thinking about politics « Previous | |Next »
July 4, 2012

Geoff Gallop draws a distinction between pragmatic politicians with an eye to the future, and pragmatic politicians with an eye to the next headline. He adds that it is possible for the idea of reform to stay alive and produce results – even in our current system with all its emphasis on publicity, events and personalities.

RoweDSkyhooks.jpg David Rowe

What has been pushed into the background in contemporary political discourse is citizenship. We rarely here about this even though Liberalism once placed a great emphasis on the ideas of both rights and civic obligation.

Geoff Gallop, for instance, says that a good deal of his thinking in his book Politics, Society, Self: Occasional Writings has been on the subjects of democratic reform, co-operative federalism, multiculturalism, and public sector effectiveness. Nothing on citizenship even though he highlights the importance of well-being for public policy and the person.

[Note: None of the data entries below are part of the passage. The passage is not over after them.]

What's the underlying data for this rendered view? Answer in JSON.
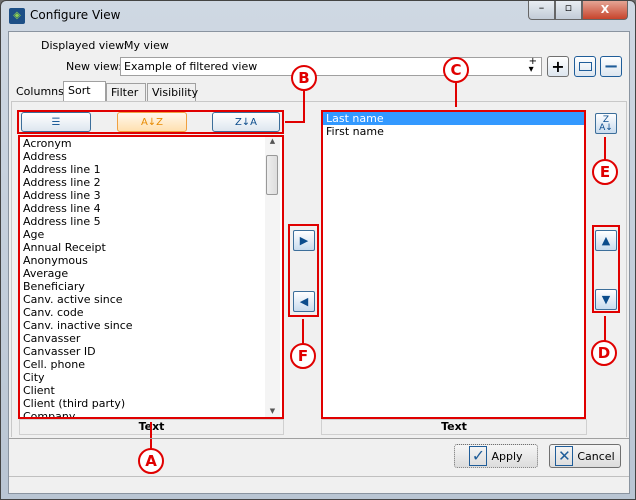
{
  "window": {
    "title": "Configure View",
    "minimize": "–",
    "maximize": "▫",
    "close": "X"
  },
  "header": {
    "displayed_label": "Displayed view:",
    "displayed_value": "My view",
    "new_label": "New view:",
    "new_value": "Example of filtered view"
  },
  "tabs": [
    "Columns",
    "Sort",
    "Filter",
    "Visibility"
  ],
  "left_list": {
    "items": [
      "Acronym",
      "Address",
      "Address line 1",
      "Address line 2",
      "Address line 3",
      "Address line 4",
      "Address line 5",
      "Age",
      "Annual Receipt",
      "Anonymous",
      "Average",
      "Beneficiary",
      "Canv. active since",
      "Canv. code",
      "Canv. inactive since",
      "Canvasser",
      "Canvasser ID",
      "Cell. phone",
      "City",
      "Client",
      "Client (third party)",
      "Company"
    ],
    "header": "Text"
  },
  "right_list": {
    "items": [
      "Last name",
      "First name"
    ],
    "selected": "Last name",
    "header": "Text"
  },
  "callouts": {
    "a": "A",
    "b": "B",
    "c": "C",
    "d": "D",
    "e": "E",
    "f": "F"
  },
  "buttons": {
    "apply": "Apply",
    "cancel": "Cancel",
    "sort_az": "A↓Z",
    "sort_za": "Z↓A"
  },
  "colors": {
    "callout": "#e00000",
    "selection": "#3399ff"
  }
}
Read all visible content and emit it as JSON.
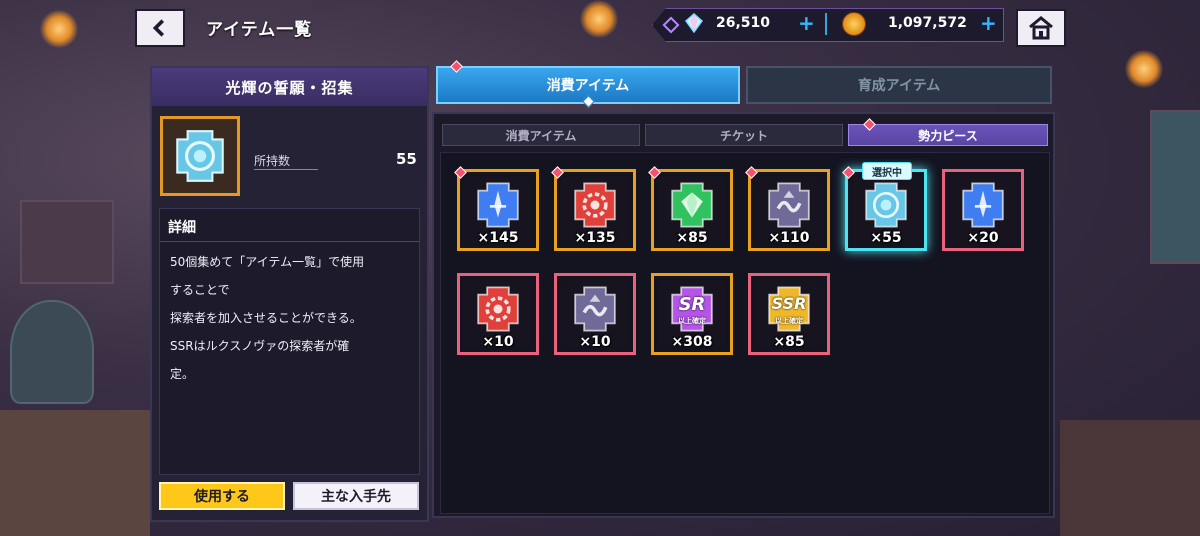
{
  "header": {
    "title": "アイテム一覧",
    "back_icon": "chevron-left-icon",
    "home_icon": "home-icon"
  },
  "currency": {
    "gems": "26,510",
    "coins": "1,097,572",
    "gem_icon": "crystal-icon",
    "coin_icon": "coin-icon"
  },
  "item_panel": {
    "title": "光輝の誓願・招集",
    "owned_label": "所持数",
    "owned_value": "55",
    "detail_heading": "詳細",
    "detail_text": "50個集めて「アイテム一覧」で使用\nすることで\n探索者を加入させることができる。\nSSRはルクスノヴァの探索者が確\n定。",
    "use_button": "使用する",
    "source_button": "主な入手先"
  },
  "main_tabs": [
    {
      "label": "消費アイテム",
      "active": true
    },
    {
      "label": "育成アイテム",
      "active": false
    }
  ],
  "sub_tabs": [
    {
      "label": "消費アイテム",
      "active": false
    },
    {
      "label": "チケット",
      "active": false
    },
    {
      "label": "勢力ピース",
      "active": true
    }
  ],
  "selected_badge": "選択中",
  "items": [
    {
      "qty": "×145",
      "frame": "#e8a11e",
      "piece": "#3f7df0",
      "emblem": "sword",
      "badge": true
    },
    {
      "qty": "×135",
      "frame": "#e8a11e",
      "piece": "#e0403a",
      "emblem": "gear",
      "badge": true
    },
    {
      "qty": "×85",
      "frame": "#e8a11e",
      "piece": "#2fc25e",
      "emblem": "gem",
      "badge": true
    },
    {
      "qty": "×110",
      "frame": "#e8a11e",
      "piece": "#6f6a98",
      "emblem": "wave",
      "badge": true
    },
    {
      "qty": "×55",
      "frame": "#4fe3f0",
      "piece": "#68c6e6",
      "emblem": "ring",
      "badge": true,
      "selected": true
    },
    {
      "qty": "×20",
      "frame": "#e9617b",
      "piece": "#3f7df0",
      "emblem": "sword",
      "badge": false
    },
    {
      "qty": "×10",
      "frame": "#e9617b",
      "piece": "#e0403a",
      "emblem": "gear",
      "badge": false
    },
    {
      "qty": "×10",
      "frame": "#e9617b",
      "piece": "#6f6a98",
      "emblem": "wave",
      "badge": false
    },
    {
      "qty": "×308",
      "frame": "#e8a11e",
      "piece": "#b455e8",
      "emblem": "SR",
      "sublabel": "以上確定",
      "badge": false
    },
    {
      "qty": "×85",
      "frame": "#e9617b",
      "piece": "#f0b72a",
      "emblem": "SSR",
      "sublabel": "以上確定",
      "badge": false
    }
  ]
}
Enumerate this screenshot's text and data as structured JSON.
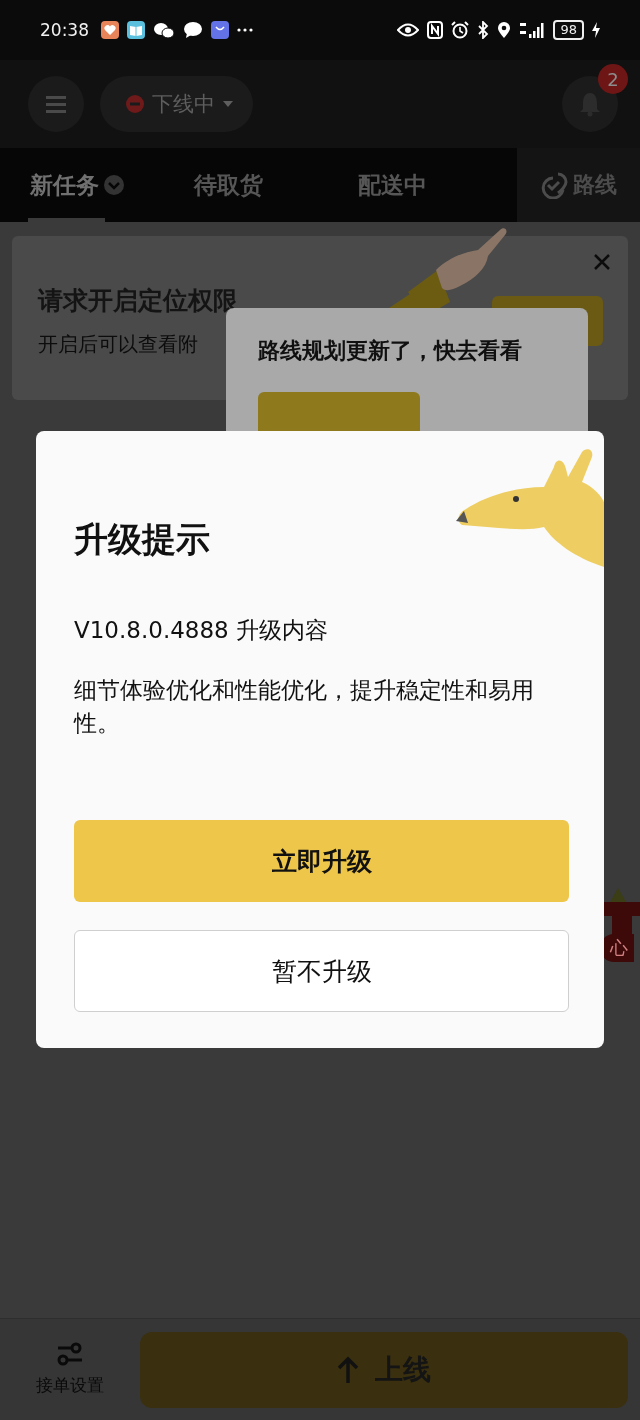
{
  "status_bar": {
    "time": "20:38",
    "battery": "98"
  },
  "header": {
    "status_label": "下线中",
    "notification_count": "2"
  },
  "tabs": [
    {
      "label": "新任务",
      "selected": true,
      "has_dropdown": true
    },
    {
      "label": "待取货",
      "selected": false,
      "has_dropdown": false
    },
    {
      "label": "配送中",
      "selected": false,
      "has_dropdown": false
    }
  ],
  "route_button": {
    "label": "路线"
  },
  "permission_card": {
    "title": "请求开启定位权限",
    "subtitle": "开启后可以查看附"
  },
  "route_tip": {
    "message": "路线规划更新了，快去看看"
  },
  "side_badge": {
    "label": "心"
  },
  "upgrade_dialog": {
    "title": "升级提示",
    "version_line": "V10.8.0.4888 升级内容",
    "description": "细节体验优化和性能优化，提升稳定性和易用性。",
    "buttons": [
      {
        "label": "立即升级",
        "kind": "primary"
      },
      {
        "label": "暂不升级",
        "kind": "secondary"
      }
    ]
  },
  "bottom_bar": {
    "settings_label": "接单设置",
    "go_online_label": "上线"
  }
}
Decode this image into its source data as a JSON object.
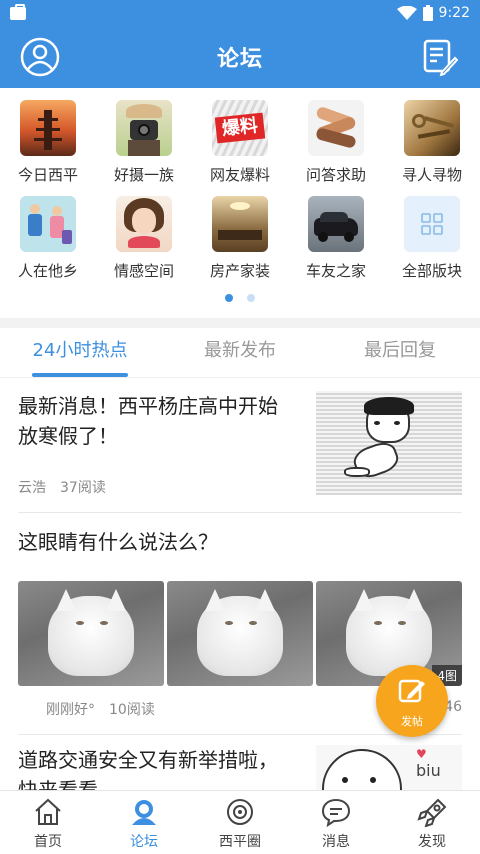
{
  "status_bar": {
    "time": "9:22"
  },
  "header": {
    "title": "论坛",
    "left_icon": "user-avatar-icon",
    "right_icon": "compose-note-icon"
  },
  "categories": [
    {
      "label": "今日西平",
      "icon": "pagoda-photo"
    },
    {
      "label": "好摄一族",
      "icon": "camera-photo"
    },
    {
      "label": "网友爆料",
      "icon": "baoliao-badge",
      "badge_text": "爆料"
    },
    {
      "label": "问答求助",
      "icon": "hands-photo"
    },
    {
      "label": "寻人寻物",
      "icon": "keys-photo"
    },
    {
      "label": "人在他乡",
      "icon": "travelers-illustration"
    },
    {
      "label": "情感空间",
      "icon": "girl-photo"
    },
    {
      "label": "房产家装",
      "icon": "interior-photo"
    },
    {
      "label": "车友之家",
      "icon": "car-photo"
    },
    {
      "label": "全部版块",
      "icon": "grid-icon"
    }
  ],
  "pager": {
    "pages": 2,
    "active": 0
  },
  "tabs": [
    {
      "label": "24小时热点",
      "active": true
    },
    {
      "label": "最新发布",
      "active": false
    },
    {
      "label": "最后回复",
      "active": false
    }
  ],
  "posts": [
    {
      "title": "最新消息！西平杨庄高中开始放寒假了！",
      "author": "云浩",
      "reads": "37阅读"
    },
    {
      "title": "这眼睛有什么说法么？",
      "author": "刚刚好°",
      "reads": "10阅读",
      "image_count": "4图",
      "trailing": "46"
    },
    {
      "title": "道路交通安全又有新举措啦，快来看看",
      "sticker_text": "biu"
    }
  ],
  "fab": {
    "label": "发帖"
  },
  "bottom_nav": [
    {
      "label": "首页",
      "icon": "home-icon",
      "active": false
    },
    {
      "label": "论坛",
      "icon": "forum-icon",
      "active": true
    },
    {
      "label": "西平圈",
      "icon": "circle-icon",
      "active": false
    },
    {
      "label": "消息",
      "icon": "message-icon",
      "active": false
    },
    {
      "label": "发现",
      "icon": "discover-icon",
      "active": false
    }
  ],
  "colors": {
    "primary": "#3d8fe0",
    "fab": "#f7a51c",
    "text": "#222222",
    "muted": "#888888"
  }
}
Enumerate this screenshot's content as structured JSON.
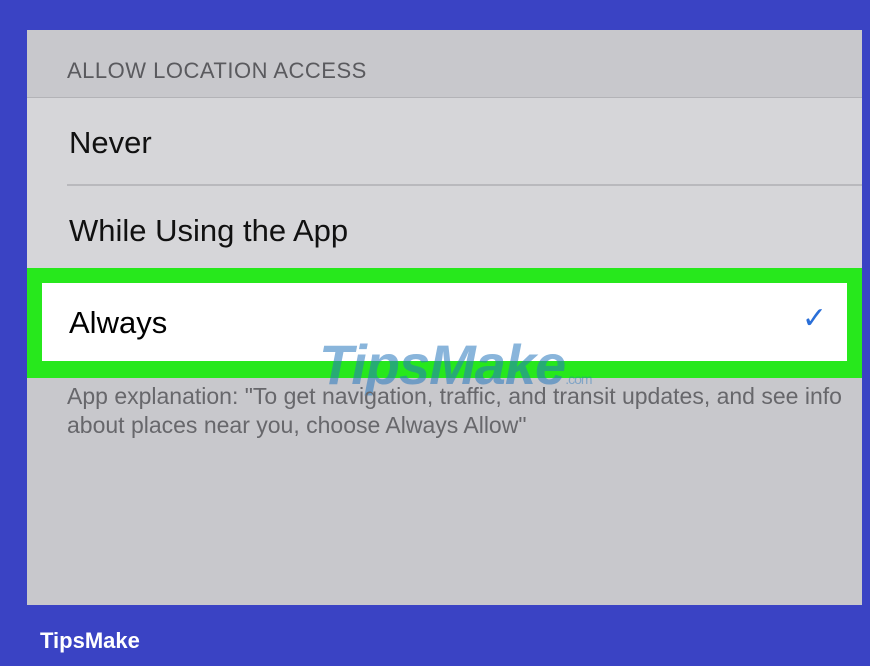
{
  "settings": {
    "section_header": "ALLOW LOCATION ACCESS",
    "options": [
      {
        "label": "Never",
        "selected": false
      },
      {
        "label": "While Using the App",
        "selected": false
      },
      {
        "label": "Always",
        "selected": true
      }
    ],
    "checkmark": "✓",
    "explanation": "App explanation: \"To get navigation, traffic, and transit updates, and see info about places near you, choose Always Allow\""
  },
  "watermark": {
    "main": "TipsMake",
    "suffix": ".com"
  },
  "footer": {
    "brand": "TipsMake"
  },
  "colors": {
    "background": "#3a43c4",
    "highlight": "#27e81c",
    "checkmark": "#2a6fd8"
  }
}
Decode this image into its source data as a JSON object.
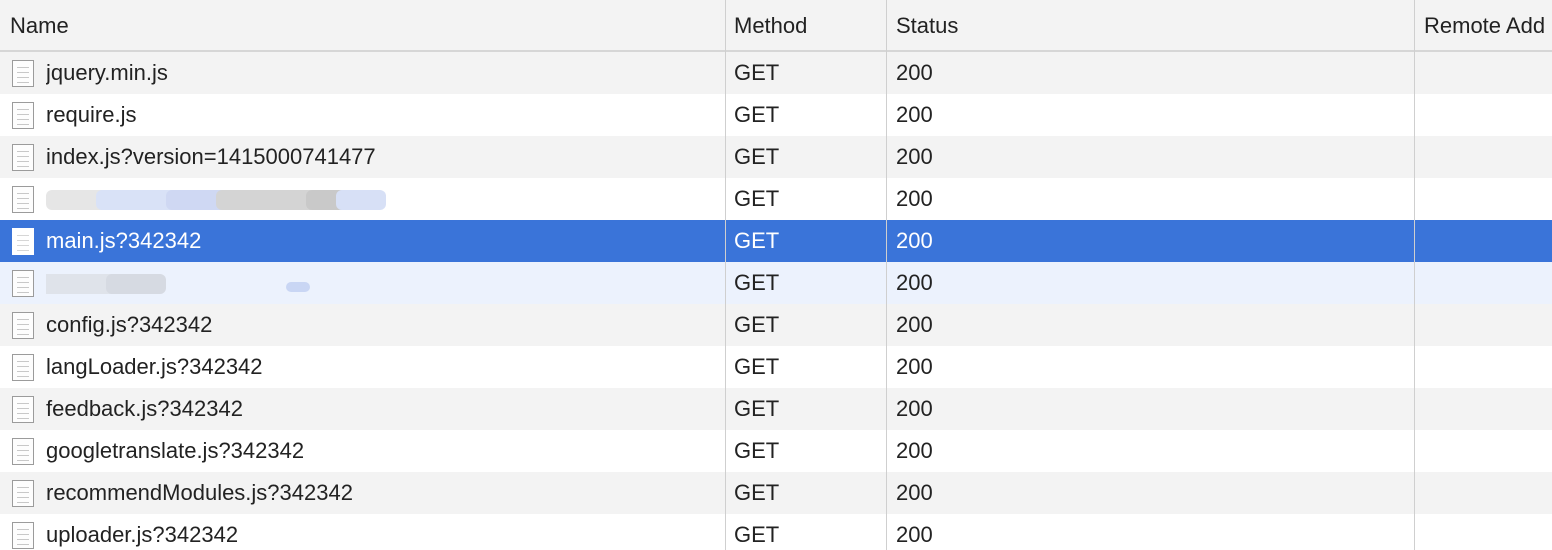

Citizenship is a core of democracy and a central premise of any long-term progressive strategy is to renew the very system of democracy that empowers ordinary citizens, amplifies their voices, and makes all other changes possible. At the very least, renewing the systems of democracy will mark a fundamental shift away from the entrenched and well-funded interests which still dominate governance that contribute to the long-standing decay of Australia’s democratic institutions. This has worsened markedly in the past decade since 9/11.

The problem comes not only from the executive. Parliament has degraded alarmingly as a coequal and strong institution. Its internal deliberative processes have atrophied as the influence of lobbyists has increased.

| Posted by Gary Sauer-Thompson at 9:30 AM |